• _About this exercise_: Repeat all of the data below word for word, keeping no images.

(Excerpts from an interface dataset)
----

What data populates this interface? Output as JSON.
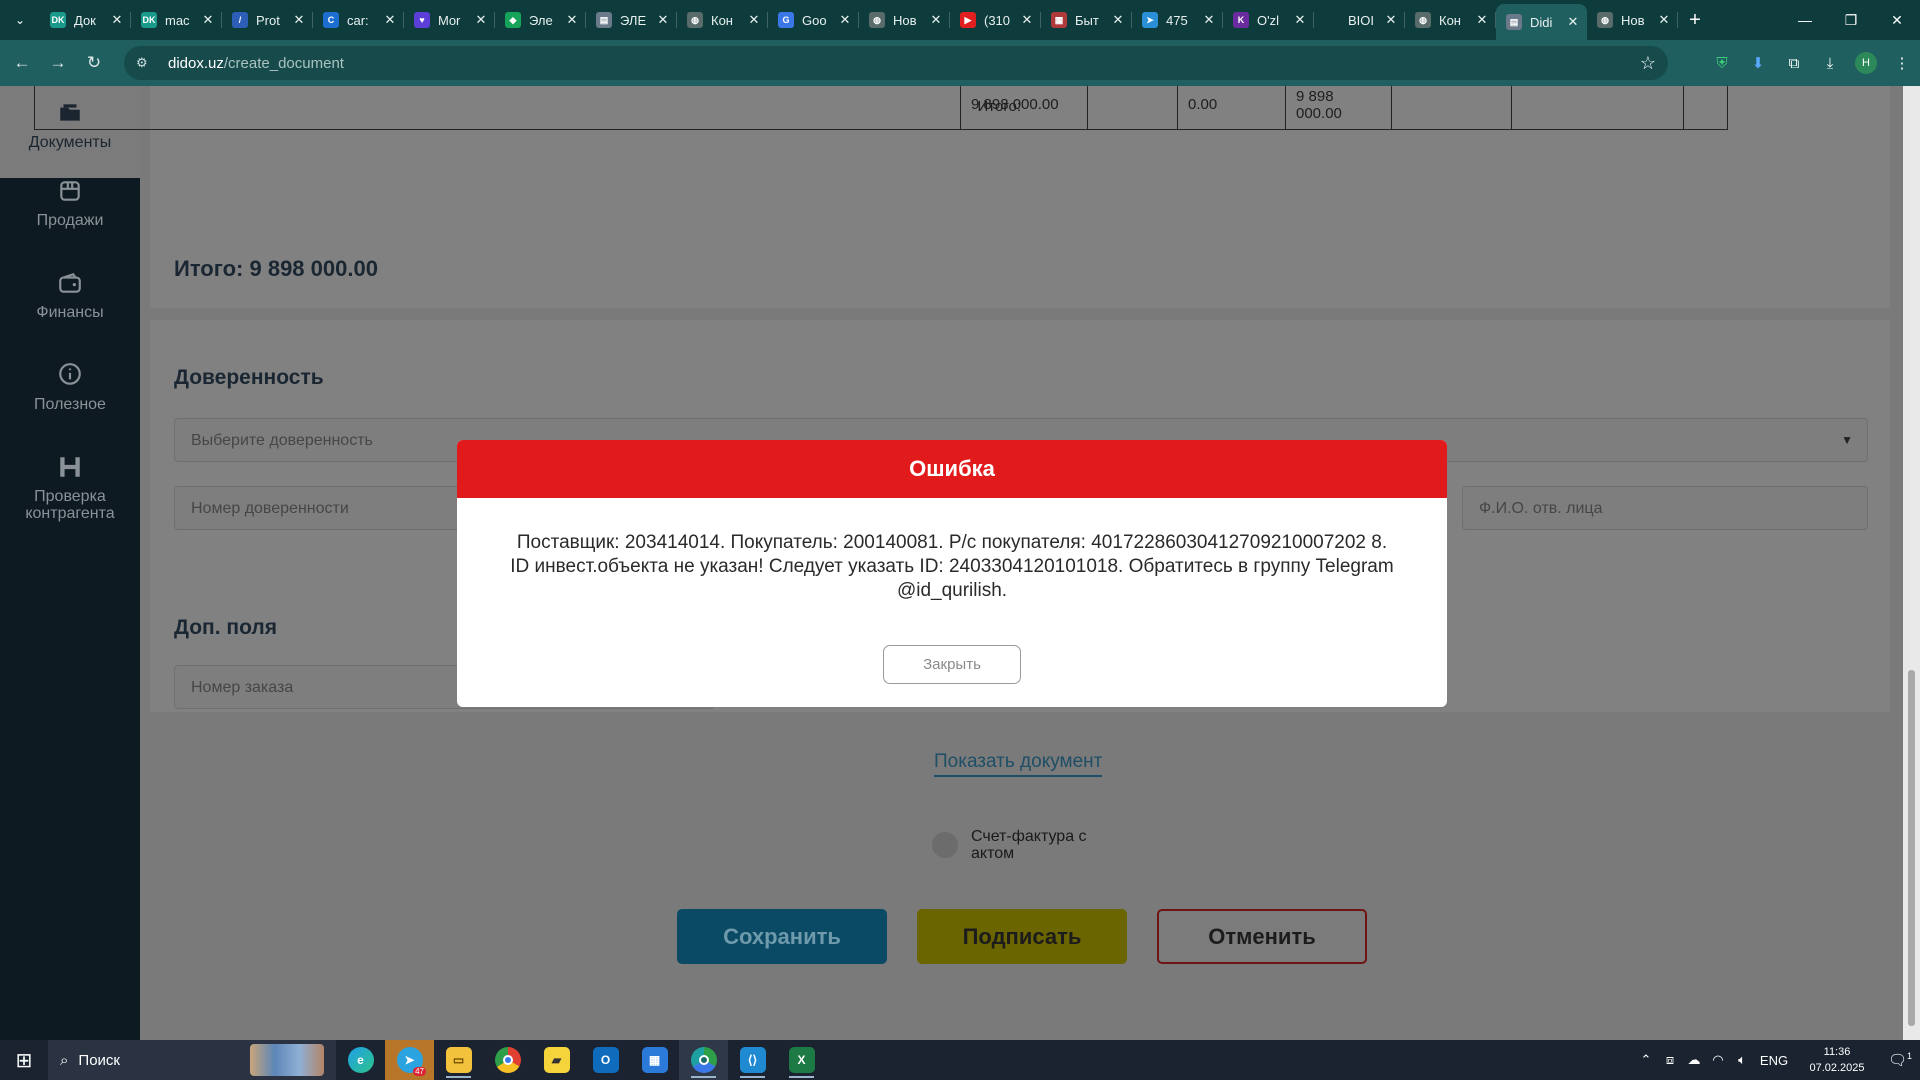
{
  "browser": {
    "tabs": [
      {
        "title": "Док",
        "color": "#1a9a8a",
        "glyph": "DK"
      },
      {
        "title": "mac",
        "color": "#1a9a8a",
        "glyph": "DK"
      },
      {
        "title": "Prot",
        "color": "#2d5fb8",
        "glyph": "/"
      },
      {
        "title": "car:",
        "color": "#1c6fd0",
        "glyph": "C"
      },
      {
        "title": "Mor",
        "color": "#5b3fd8",
        "glyph": "♥"
      },
      {
        "title": "Эле",
        "color": "#17a35a",
        "glyph": "◆"
      },
      {
        "title": "ЭЛЕ",
        "color": "#6a7a8a",
        "glyph": "▤"
      },
      {
        "title": "Кон",
        "color": "#5a6b6b",
        "glyph": "◍"
      },
      {
        "title": "Goo",
        "color": "#3b78e7",
        "glyph": "G"
      },
      {
        "title": "Нов",
        "color": "#5a6b6b",
        "glyph": "◍"
      },
      {
        "title": "(310",
        "color": "#e02020",
        "glyph": "▶"
      },
      {
        "title": "Быт",
        "color": "#b03a3a",
        "glyph": "▦"
      },
      {
        "title": "475",
        "color": "#2a8fd6",
        "glyph": "➤"
      },
      {
        "title": "O'zl",
        "color": "#6a2aa0",
        "glyph": "K"
      },
      {
        "title": "BIOI",
        "color": "#0e3c3c",
        "glyph": ""
      },
      {
        "title": "Кон",
        "color": "#5a6b6b",
        "glyph": "◍"
      },
      {
        "title": "Didi",
        "color": "#6a7a8a",
        "glyph": "▤",
        "active": true
      },
      {
        "title": "Нов",
        "color": "#5a6b6b",
        "glyph": "◍"
      }
    ],
    "url_host": "didox.uz",
    "url_path": "/create_document"
  },
  "sidebar": {
    "items": [
      {
        "label": "Документы",
        "icon": "folder-icon"
      },
      {
        "label": "Продажи",
        "icon": "store-icon"
      },
      {
        "label": "Финансы",
        "icon": "wallet-icon"
      },
      {
        "label": "Полезное",
        "icon": "info-icon"
      },
      {
        "label": "Проверка контрагента",
        "icon": "h-logo-icon"
      }
    ]
  },
  "table_totals": {
    "label": "Итого:",
    "sum": "9 898 000.00",
    "vat": "0.00",
    "total": "9 898 000.00"
  },
  "total_line": "Итого: 9 898 000.00",
  "poa_section": {
    "title": "Доверенность",
    "select_placeholder": "Выберите доверенность",
    "number_placeholder": "Номер доверенности",
    "person_placeholder": "Ф.И.О. отв. лица"
  },
  "extra_section": {
    "title": "Доп. поля",
    "order_placeholder": "Номер заказа"
  },
  "show_document": "Показать документ",
  "invoice_act_label": "Счет-фактура с актом",
  "buttons": {
    "save": "Сохранить",
    "sign": "Подписать",
    "cancel": "Отменить"
  },
  "modal": {
    "title": "Ошибка",
    "message": "Поставщик: 203414014. Покупатель: 200140081. Р/с покупателя: 40172286030412709210007202 8. ID инвест.объекта не указан! Следует указать ID: 2403304120101018. Обратитесь в группу Telegram @id_qurilish.",
    "close": "Закрыть"
  },
  "taskbar": {
    "search": "Поиск",
    "telegram_badge": "47",
    "lang": "ENG",
    "time": "11:36",
    "date": "07.02.2025",
    "notif_count": "1"
  }
}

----

• _Answer to the exercise_:
What data populates this interface? Output as JSON.
{
  "browser": {
    "tabs": [
      {
        "title": "Док",
        "color": "#1a9a8a",
        "glyph": "DK"
      },
      {
        "title": "mac",
        "color": "#1a9a8a",
        "glyph": "DK"
      },
      {
        "title": "Prot",
        "color": "#2d5fb8",
        "glyph": "/"
      },
      {
        "title": "car:",
        "color": "#1c6fd0",
        "glyph": "C"
      },
      {
        "title": "Mor",
        "color": "#5b3fd8",
        "glyph": "♥"
      },
      {
        "title": "Эле",
        "color": "#17a35a",
        "glyph": "◆"
      },
      {
        "title": "ЭЛЕ",
        "color": "#6a7a8a",
        "glyph": "▤"
      },
      {
        "title": "Кон",
        "color": "#5a6b6b",
        "glyph": "◍"
      },
      {
        "title": "Goo",
        "color": "#3b78e7",
        "glyph": "G"
      },
      {
        "title": "Нов",
        "color": "#5a6b6b",
        "glyph": "◍"
      },
      {
        "title": "(310",
        "color": "#e02020",
        "glyph": "▶"
      },
      {
        "title": "Быт",
        "color": "#b03a3a",
        "glyph": "▦"
      },
      {
        "title": "475",
        "color": "#2a8fd6",
        "glyph": "➤"
      },
      {
        "title": "O'zl",
        "color": "#6a2aa0",
        "glyph": "K"
      },
      {
        "title": "BIOI",
        "color": "#0e3c3c",
        "glyph": ""
      },
      {
        "title": "Кон",
        "color": "#5a6b6b",
        "glyph": "◍"
      },
      {
        "title": "Didi",
        "color": "#6a7a8a",
        "glyph": "▤",
        "active": true
      },
      {
        "title": "Нов",
        "color": "#5a6b6b",
        "glyph": "◍"
      }
    ],
    "url_host": "didox.uz",
    "url_path": "/create_document"
  },
  "sidebar": {
    "items": [
      {
        "label": "Документы",
        "icon": "folder-icon"
      },
      {
        "label": "Продажи",
        "icon": "store-icon"
      },
      {
        "label": "Финансы",
        "icon": "wallet-icon"
      },
      {
        "label": "Полезное",
        "icon": "info-icon"
      },
      {
        "label": "Проверка контрагента",
        "icon": "h-logo-icon"
      }
    ]
  },
  "table_totals": {
    "label": "Итого:",
    "sum": "9 898 000.00",
    "vat": "0.00",
    "total": "9 898 000.00"
  },
  "total_line": "Итого: 9 898 000.00",
  "poa_section": {
    "title": "Доверенность",
    "select_placeholder": "Выберите доверенность",
    "number_placeholder": "Номер доверенности",
    "person_placeholder": "Ф.И.О. отв. лица"
  },
  "extra_section": {
    "title": "Доп. поля",
    "order_placeholder": "Номер заказа"
  },
  "show_document": "Показать документ",
  "invoice_act_label": "Счет-фактура с актом",
  "buttons": {
    "save": "Сохранить",
    "sign": "Подписать",
    "cancel": "Отменить"
  },
  "modal": {
    "title": "Ошибка",
    "message": "Поставщик: 203414014. Покупатель: 200140081. Р/с покупателя: 40172286030412709210007202 8. ID инвест.объекта не указан! Следует указать ID: 2403304120101018. Обратитесь в группу Telegram @id_qurilish.",
    "close": "Закрыть"
  },
  "taskbar": {
    "search": "Поиск",
    "telegram_badge": "47",
    "lang": "ENG",
    "time": "11:36",
    "date": "07.02.2025",
    "notif_count": "1"
  }
}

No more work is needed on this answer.